What is an Apostille and when do I need one?
An Apostille is a certificate that authenticates the origin of a public document (e.g., a birth, marriage or death certificate, a judgment, an extract of a register or a notarial attestation).
Apostilles can only be issued for documents issued in one country party to the Apostille Convention and that are to be used in another country which is also a party to the Convention. Apostilles are strictly for the use of public documents abroad!
An Apostille may not be required if the laws, regulations, or practice in force in the country where the public document is to be used have abolished or simplified the requirement of an Apostille, or have exempted the document from any legalisation requirement. If you have any doubts, you should ask the intended recipient of your document whether an Apostille is necessary in your particular case.
An Apostille only certifies the origin of the public document to which it relates: it certifies the authenticity of the signature or seal of the person or authority that signed or sealed the public document and the capacity in which this was done. An Apostille does not certify the content of the public document to which it relates. Apostilles are not grants of authority and do not give any additional weight to the content of underlying documents. It is up to the country where the Apostille is to be used to decide how much weight to give to the underlying public document.
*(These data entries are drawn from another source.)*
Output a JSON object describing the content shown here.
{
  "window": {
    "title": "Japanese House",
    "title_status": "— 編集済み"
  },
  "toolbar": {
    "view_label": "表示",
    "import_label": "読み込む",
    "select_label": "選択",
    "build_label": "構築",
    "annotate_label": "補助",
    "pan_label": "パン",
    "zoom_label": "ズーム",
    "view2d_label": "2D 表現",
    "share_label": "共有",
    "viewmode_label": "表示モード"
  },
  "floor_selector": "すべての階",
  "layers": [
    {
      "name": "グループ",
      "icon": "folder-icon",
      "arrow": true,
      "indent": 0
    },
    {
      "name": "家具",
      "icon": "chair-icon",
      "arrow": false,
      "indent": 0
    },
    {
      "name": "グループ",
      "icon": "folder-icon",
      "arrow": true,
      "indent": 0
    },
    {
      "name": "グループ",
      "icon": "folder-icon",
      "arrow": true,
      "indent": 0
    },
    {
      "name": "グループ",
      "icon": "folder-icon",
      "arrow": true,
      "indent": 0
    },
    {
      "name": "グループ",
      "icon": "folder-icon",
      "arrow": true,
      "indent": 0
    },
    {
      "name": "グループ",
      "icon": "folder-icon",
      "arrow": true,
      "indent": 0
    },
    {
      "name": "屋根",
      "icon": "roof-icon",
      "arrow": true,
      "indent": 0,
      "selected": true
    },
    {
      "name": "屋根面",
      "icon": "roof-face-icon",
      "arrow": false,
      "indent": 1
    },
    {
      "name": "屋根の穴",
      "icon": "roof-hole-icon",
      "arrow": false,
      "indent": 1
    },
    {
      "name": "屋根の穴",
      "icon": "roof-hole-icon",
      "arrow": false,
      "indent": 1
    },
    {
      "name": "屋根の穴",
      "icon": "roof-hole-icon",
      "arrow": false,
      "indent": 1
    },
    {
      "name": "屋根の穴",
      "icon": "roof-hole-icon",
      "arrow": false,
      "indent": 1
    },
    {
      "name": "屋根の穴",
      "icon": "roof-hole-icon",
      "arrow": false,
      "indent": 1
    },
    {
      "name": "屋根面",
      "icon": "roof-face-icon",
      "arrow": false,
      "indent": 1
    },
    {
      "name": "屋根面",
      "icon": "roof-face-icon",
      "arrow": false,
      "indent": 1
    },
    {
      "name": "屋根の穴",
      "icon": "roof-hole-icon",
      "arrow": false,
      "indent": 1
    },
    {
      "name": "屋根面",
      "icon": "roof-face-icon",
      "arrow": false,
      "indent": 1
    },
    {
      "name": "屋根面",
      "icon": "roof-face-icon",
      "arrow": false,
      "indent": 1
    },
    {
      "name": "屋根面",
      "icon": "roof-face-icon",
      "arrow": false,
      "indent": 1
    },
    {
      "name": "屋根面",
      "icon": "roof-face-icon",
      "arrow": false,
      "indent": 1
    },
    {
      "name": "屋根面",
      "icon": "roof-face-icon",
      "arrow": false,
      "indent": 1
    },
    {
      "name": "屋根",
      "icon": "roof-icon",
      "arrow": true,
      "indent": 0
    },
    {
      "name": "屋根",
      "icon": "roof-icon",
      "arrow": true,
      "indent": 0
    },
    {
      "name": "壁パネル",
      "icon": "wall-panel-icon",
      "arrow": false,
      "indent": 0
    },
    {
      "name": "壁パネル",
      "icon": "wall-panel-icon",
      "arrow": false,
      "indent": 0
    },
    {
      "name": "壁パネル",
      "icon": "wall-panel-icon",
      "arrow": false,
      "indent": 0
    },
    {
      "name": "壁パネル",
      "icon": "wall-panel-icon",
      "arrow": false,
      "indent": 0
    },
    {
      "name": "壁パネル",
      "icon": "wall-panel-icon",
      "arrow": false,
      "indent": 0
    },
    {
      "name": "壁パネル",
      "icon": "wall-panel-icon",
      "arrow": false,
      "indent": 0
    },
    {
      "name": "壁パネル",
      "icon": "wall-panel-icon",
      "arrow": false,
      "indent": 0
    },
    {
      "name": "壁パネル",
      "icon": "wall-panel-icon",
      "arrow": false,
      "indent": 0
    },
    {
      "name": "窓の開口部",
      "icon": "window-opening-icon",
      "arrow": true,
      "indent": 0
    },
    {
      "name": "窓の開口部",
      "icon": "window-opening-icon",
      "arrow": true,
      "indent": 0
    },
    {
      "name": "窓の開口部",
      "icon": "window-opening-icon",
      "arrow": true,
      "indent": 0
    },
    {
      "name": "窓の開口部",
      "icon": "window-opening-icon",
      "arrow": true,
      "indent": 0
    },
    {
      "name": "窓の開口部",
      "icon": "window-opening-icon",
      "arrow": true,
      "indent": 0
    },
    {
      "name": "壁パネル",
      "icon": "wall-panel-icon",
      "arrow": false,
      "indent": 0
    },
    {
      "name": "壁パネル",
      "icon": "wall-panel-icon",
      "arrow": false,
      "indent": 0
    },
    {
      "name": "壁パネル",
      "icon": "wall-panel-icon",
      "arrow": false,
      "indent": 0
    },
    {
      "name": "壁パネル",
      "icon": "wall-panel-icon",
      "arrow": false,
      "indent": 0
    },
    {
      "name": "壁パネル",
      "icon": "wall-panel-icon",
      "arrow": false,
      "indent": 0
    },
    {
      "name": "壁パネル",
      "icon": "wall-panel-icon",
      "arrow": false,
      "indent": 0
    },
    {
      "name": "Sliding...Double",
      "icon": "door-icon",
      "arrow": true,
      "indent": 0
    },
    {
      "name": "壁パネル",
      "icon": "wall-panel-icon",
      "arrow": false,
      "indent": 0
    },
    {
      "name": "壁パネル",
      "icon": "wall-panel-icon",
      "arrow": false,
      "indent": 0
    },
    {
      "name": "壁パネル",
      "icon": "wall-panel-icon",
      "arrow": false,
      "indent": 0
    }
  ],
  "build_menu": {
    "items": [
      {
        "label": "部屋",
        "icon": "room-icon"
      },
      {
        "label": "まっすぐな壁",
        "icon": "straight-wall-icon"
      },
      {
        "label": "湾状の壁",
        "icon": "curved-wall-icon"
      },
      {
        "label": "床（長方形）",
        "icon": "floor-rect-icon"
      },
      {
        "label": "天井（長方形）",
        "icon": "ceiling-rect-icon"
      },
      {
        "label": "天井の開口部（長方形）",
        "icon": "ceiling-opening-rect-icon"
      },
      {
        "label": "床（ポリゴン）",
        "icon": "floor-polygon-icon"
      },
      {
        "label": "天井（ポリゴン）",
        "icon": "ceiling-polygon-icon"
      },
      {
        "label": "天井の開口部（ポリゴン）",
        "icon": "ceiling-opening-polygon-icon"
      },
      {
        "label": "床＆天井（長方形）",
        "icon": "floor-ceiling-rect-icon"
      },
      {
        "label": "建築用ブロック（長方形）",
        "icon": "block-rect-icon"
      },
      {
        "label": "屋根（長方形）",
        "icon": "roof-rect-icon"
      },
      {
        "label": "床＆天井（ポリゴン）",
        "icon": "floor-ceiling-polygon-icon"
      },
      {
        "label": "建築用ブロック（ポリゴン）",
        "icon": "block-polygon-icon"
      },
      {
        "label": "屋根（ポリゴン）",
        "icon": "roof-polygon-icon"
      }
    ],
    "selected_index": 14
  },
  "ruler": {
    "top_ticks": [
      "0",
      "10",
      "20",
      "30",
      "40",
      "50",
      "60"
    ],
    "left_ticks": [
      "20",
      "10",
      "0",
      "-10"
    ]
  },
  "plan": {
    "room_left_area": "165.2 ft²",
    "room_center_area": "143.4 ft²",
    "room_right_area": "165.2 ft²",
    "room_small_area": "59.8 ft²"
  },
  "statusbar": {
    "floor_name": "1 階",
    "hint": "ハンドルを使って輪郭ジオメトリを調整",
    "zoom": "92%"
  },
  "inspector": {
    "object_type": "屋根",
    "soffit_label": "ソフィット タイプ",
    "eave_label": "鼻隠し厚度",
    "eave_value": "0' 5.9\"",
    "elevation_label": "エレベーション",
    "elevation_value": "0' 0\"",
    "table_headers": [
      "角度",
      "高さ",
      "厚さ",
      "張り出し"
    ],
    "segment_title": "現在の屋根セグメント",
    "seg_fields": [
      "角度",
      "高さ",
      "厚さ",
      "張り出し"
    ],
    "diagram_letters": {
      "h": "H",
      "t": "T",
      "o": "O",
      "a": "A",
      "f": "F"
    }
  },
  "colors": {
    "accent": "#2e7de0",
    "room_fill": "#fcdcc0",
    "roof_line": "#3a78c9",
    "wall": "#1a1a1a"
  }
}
What do I need to know before requesting an Apostille?
Apostille is produced by Department of State in the state where the original document was issued.
For example: Apostille for Florida Birth Certificate can only be issued by Florida Department of State, located in Tallahassee, FL.
How much does an Apostille cost?
The following prices and terms apply for Florida issued Apostilles only. If you have a document, issued or notarized in any other state please call our office at 727-307-1977 for current info.
Аpostille: $60 (documents signed by our notary public), $75 (documents signed by Clerk of Court or State Registrar).
Regular processing time: 2-3 weeks.
- add $125 for 2-4 business days process
- add $90 for 5-6 business days process
How are Apostilles affixed to public documents?
An Apostille must be placed directly on the public document itself or on a separate attached page (called an allonge). Apostilles may be affixed by various means, including rubber stamps, self-adhesive stickers, impressed seals, etc. If an Apostille is placed on an allonge, the latter can be attached to the underlying public document by a variety of means, including glue, grommets, staples, ribbons, wax seals, etc. While all of these means are acceptable under the Convention, Competent Authorities are encouraged to use more secure methods of affixation so as to safeguard the integrity of the Apostille. Failure to affix an Apostille in a particular manner is not a basis for refusing the Apostille.
Once I have an Apostille, do I need anything else to show that the signature or seal on my public document is genuine?
No. An Apostille issued by the relevant Competent Authority is all that is required to establish that a signature or seal on a public document is genuine and to establish the capacity of the person or authority that signed or sealed the public document.
If the recipient of my Apostille wants to verify my Apostille, what should I suggest?
Each Competent Authority is required to keep a register in which it records the date and number of every Apostille it issues, as well as information relating to the person or authority that signed or sealed the underlying public document. Recipients may contact the Competent Authority identified on the Apostille and ask whether the information on the Apostille corresponds with the information in the register. In order to verify a particular Apostille, recipients may contact the Competent Authority. Contact information for the Competent Authorities, including phone numbers and website information, such as the URL of e-Registers where applicable, is available in the Apostille Section of the Hague Conference website.